Posted on

Penland Gallery: All This Happened, More or Less


Anne Lemanski, Celestial Serenade
Anne Lemanski, “Celestial Serenade,” copper rod, antique paper, artificial sinew

Compared to artists who create films, novels, and theater, artists who make paintings, photographs, and sculpture have a hard time literally telling a story. However, they can be very effective at making artwork that suggests one. That is the idea behind a new show at the Penland Gallery titled, All This Happened, More or Less: Five Artists’ Use of Implied Narrative.

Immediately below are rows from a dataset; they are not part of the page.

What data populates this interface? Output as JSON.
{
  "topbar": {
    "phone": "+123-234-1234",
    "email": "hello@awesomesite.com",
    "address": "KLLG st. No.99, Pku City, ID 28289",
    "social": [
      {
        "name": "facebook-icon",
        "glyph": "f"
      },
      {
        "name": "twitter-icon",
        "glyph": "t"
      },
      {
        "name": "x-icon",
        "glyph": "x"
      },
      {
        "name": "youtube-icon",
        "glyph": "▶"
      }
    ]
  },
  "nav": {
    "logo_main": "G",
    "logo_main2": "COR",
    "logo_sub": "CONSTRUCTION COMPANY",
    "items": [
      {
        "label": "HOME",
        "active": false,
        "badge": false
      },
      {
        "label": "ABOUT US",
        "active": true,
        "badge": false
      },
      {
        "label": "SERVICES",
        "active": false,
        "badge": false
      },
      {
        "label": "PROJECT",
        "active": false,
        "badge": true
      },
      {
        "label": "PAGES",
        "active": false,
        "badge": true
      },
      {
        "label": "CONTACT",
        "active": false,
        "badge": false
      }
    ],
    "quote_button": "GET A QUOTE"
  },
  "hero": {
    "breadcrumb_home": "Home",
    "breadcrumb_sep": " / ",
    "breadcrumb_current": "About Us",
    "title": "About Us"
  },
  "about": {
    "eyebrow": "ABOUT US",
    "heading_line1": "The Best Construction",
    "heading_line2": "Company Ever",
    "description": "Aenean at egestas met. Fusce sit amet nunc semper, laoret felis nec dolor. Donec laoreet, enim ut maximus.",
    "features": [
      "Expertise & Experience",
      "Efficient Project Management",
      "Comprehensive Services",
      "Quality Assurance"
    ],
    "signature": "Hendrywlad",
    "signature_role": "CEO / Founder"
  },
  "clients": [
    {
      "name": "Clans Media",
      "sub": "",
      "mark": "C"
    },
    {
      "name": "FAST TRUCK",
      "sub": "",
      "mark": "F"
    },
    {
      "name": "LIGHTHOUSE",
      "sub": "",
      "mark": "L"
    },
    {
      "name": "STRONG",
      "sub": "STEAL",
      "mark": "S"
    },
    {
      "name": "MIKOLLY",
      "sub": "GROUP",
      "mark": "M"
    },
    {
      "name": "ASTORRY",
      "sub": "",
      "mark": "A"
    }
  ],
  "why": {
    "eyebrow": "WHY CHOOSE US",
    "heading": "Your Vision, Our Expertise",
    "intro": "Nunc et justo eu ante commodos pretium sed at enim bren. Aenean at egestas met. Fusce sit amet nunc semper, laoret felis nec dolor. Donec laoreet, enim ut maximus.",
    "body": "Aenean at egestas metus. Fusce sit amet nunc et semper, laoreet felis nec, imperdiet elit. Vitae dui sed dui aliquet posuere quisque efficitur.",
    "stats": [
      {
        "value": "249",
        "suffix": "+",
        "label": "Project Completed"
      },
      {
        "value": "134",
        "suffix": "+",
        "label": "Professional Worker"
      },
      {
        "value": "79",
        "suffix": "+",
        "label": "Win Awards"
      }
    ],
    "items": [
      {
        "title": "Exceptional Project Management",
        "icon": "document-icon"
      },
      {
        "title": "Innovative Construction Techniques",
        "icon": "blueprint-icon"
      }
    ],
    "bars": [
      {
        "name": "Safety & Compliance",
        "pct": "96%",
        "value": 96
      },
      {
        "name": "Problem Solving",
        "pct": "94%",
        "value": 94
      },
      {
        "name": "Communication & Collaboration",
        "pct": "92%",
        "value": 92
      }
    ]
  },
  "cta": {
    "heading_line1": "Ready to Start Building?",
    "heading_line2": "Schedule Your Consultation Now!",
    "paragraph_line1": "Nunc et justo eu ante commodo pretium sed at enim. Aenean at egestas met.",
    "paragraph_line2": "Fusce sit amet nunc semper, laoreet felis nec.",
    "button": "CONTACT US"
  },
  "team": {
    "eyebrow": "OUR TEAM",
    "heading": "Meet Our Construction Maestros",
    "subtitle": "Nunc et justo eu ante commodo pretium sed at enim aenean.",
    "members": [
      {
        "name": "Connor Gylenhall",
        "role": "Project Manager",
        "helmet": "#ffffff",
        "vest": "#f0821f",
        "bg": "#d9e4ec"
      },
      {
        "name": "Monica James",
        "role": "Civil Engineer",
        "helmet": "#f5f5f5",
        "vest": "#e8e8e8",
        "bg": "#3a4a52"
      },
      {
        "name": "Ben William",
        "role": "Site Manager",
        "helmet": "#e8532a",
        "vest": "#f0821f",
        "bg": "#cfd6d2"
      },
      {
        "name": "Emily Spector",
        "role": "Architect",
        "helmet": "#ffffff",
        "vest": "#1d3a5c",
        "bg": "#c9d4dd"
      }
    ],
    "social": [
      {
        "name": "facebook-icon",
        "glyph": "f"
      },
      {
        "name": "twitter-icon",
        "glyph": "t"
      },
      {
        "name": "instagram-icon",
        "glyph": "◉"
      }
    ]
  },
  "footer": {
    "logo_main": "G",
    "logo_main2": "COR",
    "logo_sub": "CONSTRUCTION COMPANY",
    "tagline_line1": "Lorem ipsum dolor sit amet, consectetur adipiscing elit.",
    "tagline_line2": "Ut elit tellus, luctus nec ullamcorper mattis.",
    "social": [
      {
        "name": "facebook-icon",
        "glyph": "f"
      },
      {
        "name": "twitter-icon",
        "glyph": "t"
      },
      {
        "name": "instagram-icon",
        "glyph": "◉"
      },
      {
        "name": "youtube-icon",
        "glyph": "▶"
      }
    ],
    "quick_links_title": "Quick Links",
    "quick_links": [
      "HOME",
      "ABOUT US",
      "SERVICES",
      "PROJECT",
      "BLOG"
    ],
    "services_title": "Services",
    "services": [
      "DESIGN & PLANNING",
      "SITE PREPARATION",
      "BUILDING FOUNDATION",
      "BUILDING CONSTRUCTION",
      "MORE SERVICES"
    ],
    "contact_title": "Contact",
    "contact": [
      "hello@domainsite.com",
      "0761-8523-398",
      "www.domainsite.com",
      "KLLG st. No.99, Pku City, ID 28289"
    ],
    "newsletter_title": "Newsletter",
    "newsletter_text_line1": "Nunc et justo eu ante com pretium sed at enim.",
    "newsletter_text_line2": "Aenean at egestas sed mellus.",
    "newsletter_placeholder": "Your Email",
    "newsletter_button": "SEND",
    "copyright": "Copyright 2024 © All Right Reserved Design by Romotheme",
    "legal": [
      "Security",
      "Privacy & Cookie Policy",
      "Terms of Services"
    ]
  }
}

The title of the show comes from the first line of Kurt Vonnegut’s novel “Slaughterhouse Five,” and the artists are printmaker Susan Goethel Campbell, photographer Maggie Taylor, ceramic artist Shoko Teruyama, and mixed-media sculptors Anne Lemanski and Stephanie Metz.


Susan Goethel Campbell, Aerial #2
Susan Goethel Campbell, “Aerial #2,” relief print with perforations

Susan Goethel Campbell is represented by dark, monochromatic prints that have been perforated in patterns derived from data sets that represent wind patterns and other phenomena. Maggie Taylor has a series of digitally constructed dream-like images. Shoko Teruyama is showing functional and sculptural ceramic forms decorated with elaborate, mysterious scenes involving different animals. Anne Lemanski has created a series of animal sculptures built on wire armatures that are covered with paper and other materials that create social and political commentary. Stephanie Metz makes felt sculpture like none we’ve ever seen before. Included in the show is her series of felt skulls that purport to represent different species of Teddy bear.

The show is pretty stunning. It will be up through September 19.

You can see a slide show of most of the work from the show on the Penland Gallery webpage.


Stephanie Metz, Usulus Victuspedes
Stephanie Metz, “Ursulus Victuspedis (Teddy Bear skull),” felted wool

Susan Goethel Campbell’s website

Anne Lemanski’s website

Stephanie Metz’s website

Maggie Taylor’s website

Shoko Teruyama’s website